# Exercise aim:
Check each line of the records below and collect those that include the word "icon".

# Given records:

-- Opening Marker --

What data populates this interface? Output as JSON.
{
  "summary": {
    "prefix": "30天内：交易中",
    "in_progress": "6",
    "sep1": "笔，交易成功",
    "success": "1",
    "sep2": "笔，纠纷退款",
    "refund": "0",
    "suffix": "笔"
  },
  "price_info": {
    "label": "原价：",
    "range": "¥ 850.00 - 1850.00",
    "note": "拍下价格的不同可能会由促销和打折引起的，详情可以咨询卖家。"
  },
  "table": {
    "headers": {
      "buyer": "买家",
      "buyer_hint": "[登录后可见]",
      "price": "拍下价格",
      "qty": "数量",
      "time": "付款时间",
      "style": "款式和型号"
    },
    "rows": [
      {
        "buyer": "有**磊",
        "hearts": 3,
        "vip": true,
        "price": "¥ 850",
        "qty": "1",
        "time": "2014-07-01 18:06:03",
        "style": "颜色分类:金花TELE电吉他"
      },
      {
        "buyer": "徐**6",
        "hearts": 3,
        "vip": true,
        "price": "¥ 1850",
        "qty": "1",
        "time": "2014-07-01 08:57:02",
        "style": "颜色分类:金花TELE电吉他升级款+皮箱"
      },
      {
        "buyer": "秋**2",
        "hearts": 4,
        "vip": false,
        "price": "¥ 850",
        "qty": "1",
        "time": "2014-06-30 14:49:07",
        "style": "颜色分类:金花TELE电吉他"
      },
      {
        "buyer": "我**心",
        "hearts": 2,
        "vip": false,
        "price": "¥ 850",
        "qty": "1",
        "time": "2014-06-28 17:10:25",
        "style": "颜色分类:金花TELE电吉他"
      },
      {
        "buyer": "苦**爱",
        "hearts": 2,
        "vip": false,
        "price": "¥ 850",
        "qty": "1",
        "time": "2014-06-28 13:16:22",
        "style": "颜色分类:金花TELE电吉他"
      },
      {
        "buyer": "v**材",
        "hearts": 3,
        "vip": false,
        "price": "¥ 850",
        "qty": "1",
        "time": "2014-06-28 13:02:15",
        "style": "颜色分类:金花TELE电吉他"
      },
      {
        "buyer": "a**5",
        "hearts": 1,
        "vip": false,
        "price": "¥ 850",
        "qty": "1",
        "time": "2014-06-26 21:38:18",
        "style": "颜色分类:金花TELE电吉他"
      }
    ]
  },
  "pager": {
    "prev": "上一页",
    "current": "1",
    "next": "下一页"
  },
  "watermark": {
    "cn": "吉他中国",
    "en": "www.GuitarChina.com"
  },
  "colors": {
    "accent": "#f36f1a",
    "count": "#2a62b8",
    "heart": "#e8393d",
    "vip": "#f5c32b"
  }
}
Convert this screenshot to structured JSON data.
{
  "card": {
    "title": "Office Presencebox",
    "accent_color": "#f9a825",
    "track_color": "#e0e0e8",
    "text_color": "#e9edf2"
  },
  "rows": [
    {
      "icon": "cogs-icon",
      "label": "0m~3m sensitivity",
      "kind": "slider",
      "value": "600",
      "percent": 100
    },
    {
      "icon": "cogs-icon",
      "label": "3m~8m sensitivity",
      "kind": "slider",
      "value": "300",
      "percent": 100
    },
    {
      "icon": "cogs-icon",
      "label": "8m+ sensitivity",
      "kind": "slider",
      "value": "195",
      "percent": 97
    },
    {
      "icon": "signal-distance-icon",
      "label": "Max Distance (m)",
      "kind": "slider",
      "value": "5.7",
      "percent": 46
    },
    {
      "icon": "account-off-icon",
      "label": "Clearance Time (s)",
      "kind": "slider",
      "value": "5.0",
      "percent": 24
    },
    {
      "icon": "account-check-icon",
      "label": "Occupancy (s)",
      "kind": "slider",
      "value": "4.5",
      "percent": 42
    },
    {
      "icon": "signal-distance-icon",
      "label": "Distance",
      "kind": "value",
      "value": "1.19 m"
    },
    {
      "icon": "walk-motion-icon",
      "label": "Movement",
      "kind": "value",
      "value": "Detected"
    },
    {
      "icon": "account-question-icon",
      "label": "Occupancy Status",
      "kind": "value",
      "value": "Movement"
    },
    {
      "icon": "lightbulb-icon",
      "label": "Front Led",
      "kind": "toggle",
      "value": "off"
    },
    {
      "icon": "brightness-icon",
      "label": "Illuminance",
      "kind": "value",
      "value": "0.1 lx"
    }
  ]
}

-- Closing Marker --

# Problem solution:
      "icon": "cogs-icon",
      "icon": "cogs-icon",
      "icon": "cogs-icon",
      "icon": "signal-distance-icon",
      "icon": "account-off-icon",
      "icon": "account-check-icon",
      "icon": "signal-distance-icon",
      "icon": "walk-motion-icon",
      "icon": "account-question-icon",
      "icon": "lightbulb-icon",
      "icon": "brightness-icon",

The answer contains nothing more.